As governments are issuing COVID-19 deconfinement guidelines, athletes are planning their return to sports and physical activity. Here, we aim to summarize a few guidelines from different organizations to assist in a safe return.

The Canadian Society for Exercise Physiology (CSEP) as well as Physical Education Canada have published Guidelines for the children, youth, and adults. Physical activity is essential to mental health and managing stress and anxiety. Reductions in physical activity (detraining) can have negative effects on the cardio-vascular system, the immune system, self-worth, and more.

If an athlete has recovered from COVID-19, an evaluation is in order. Sports cardiologists warn that cardiac involvement occurred even in patients without symptoms. This reinforces the importance of subclinical evaluation prior to a full return to activity.

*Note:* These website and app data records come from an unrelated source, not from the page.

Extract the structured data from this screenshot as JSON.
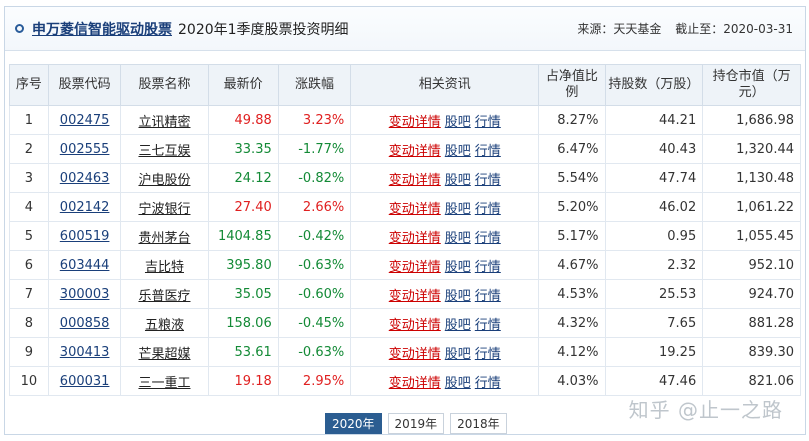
{
  "header": {
    "fund_name": "申万菱信智能驱动股票",
    "title": "2020年1季度股票投资明细",
    "source": "来源：天天基金",
    "cutoff": "截止至：2020-03-31"
  },
  "table": {
    "columns": [
      "序号",
      "股票代码",
      "股票名称",
      "最新价",
      "涨跌幅",
      "相关资讯",
      "占净值比例",
      "持股数（万股）",
      "持仓市值（万元）"
    ],
    "rows": [
      {
        "no": "1",
        "code": "002475",
        "name": "立讯精密",
        "price": "49.88",
        "change": "3.23%",
        "trend": "up",
        "ratio": "8.27%",
        "shares": "44.21",
        "value": "1,686.98"
      },
      {
        "no": "2",
        "code": "002555",
        "name": "三七互娱",
        "price": "33.35",
        "change": "-1.77%",
        "trend": "down",
        "ratio": "6.47%",
        "shares": "40.43",
        "value": "1,320.44"
      },
      {
        "no": "3",
        "code": "002463",
        "name": "沪电股份",
        "price": "24.12",
        "change": "-0.82%",
        "trend": "down",
        "ratio": "5.54%",
        "shares": "47.74",
        "value": "1,130.48"
      },
      {
        "no": "4",
        "code": "002142",
        "name": "宁波银行",
        "price": "27.40",
        "change": "2.66%",
        "trend": "up",
        "ratio": "5.20%",
        "shares": "46.02",
        "value": "1,061.22"
      },
      {
        "no": "5",
        "code": "600519",
        "name": "贵州茅台",
        "price": "1404.85",
        "change": "-0.42%",
        "trend": "down",
        "ratio": "5.17%",
        "shares": "0.95",
        "value": "1,055.45"
      },
      {
        "no": "6",
        "code": "603444",
        "name": "吉比特",
        "price": "395.80",
        "change": "-0.63%",
        "trend": "down",
        "ratio": "4.67%",
        "shares": "2.32",
        "value": "952.10"
      },
      {
        "no": "7",
        "code": "300003",
        "name": "乐普医疗",
        "price": "35.05",
        "change": "-0.60%",
        "trend": "down",
        "ratio": "4.53%",
        "shares": "25.53",
        "value": "924.70"
      },
      {
        "no": "8",
        "code": "000858",
        "name": "五粮液",
        "price": "158.06",
        "change": "-0.45%",
        "trend": "down",
        "ratio": "4.32%",
        "shares": "7.65",
        "value": "881.28"
      },
      {
        "no": "9",
        "code": "300413",
        "name": "芒果超媒",
        "price": "53.61",
        "change": "-0.63%",
        "trend": "down",
        "ratio": "4.12%",
        "shares": "19.25",
        "value": "839.30"
      },
      {
        "no": "10",
        "code": "600031",
        "name": "三一重工",
        "price": "19.18",
        "change": "2.95%",
        "trend": "up",
        "ratio": "4.03%",
        "shares": "47.46",
        "value": "821.06"
      }
    ],
    "info_links": [
      "变动详情",
      "股吧",
      "行情"
    ]
  },
  "years": [
    "2020年",
    "2019年",
    "2018年"
  ],
  "active_year": "2020年",
  "watermark": "知乎 @止一之路",
  "colors": {
    "up": "#e02020",
    "down": "#138a36",
    "link": "#1a3f7a",
    "active_year": "#2b5d91"
  }
}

Detraining also affects sports vision, the ability to maximizing athletic performance through enhanced hand-eye coordination, reaction time, peripheral awareness, single and multiple object tracking, motor planning, decision making and processing speed.  Prior to a full return the athletes should prepare to be “game-ready”, and practice exercises that include their vision. This for injury prevention just as much as it does for performance improvement.

7 Steps to a Healthy Return

  1. Stay active while practicing physical distancing (2 metres apart).
  2. Include more individual pursuits than traditional team activities, such as dance, alternative environment and land-based activities, exercises without equipment, fitness, mindfulness, gymnastics, and target games.
  3. For small-sized games, use visual guides to define space and ensure physical distancing is maintained. For example, use tape or ropes on floors, grass or sidewalks, and signs on walls.
  4. Use outdoor spaces and parks as much as possible.
  5. Practice eye movement exercises to improve vision. Such exercises may include tracking objects, quick eye movements, incorporating optokinetic or distracting backgrounds, etc.
  6. Increase the demand of vision training by adding cognitive, balance or head movement.
  7. Follow up with functional, sports-specific, movements.

Proper hygiene is also recommended:

  • If equipment must be used, avoid sharing equipment by numbering and assigning each person their own supplies. Make sure the equipment has been properly disinfected after each use and not touched after disinfection,
  • Incorporate proper hand washing and personal hygiene routines, do not share water bottles, food utensils or clothes such as team jerseys, etc.,
  • Disinfect teaching aids (clipboards, white boards, pens, plastic bins for transporting materials etc.)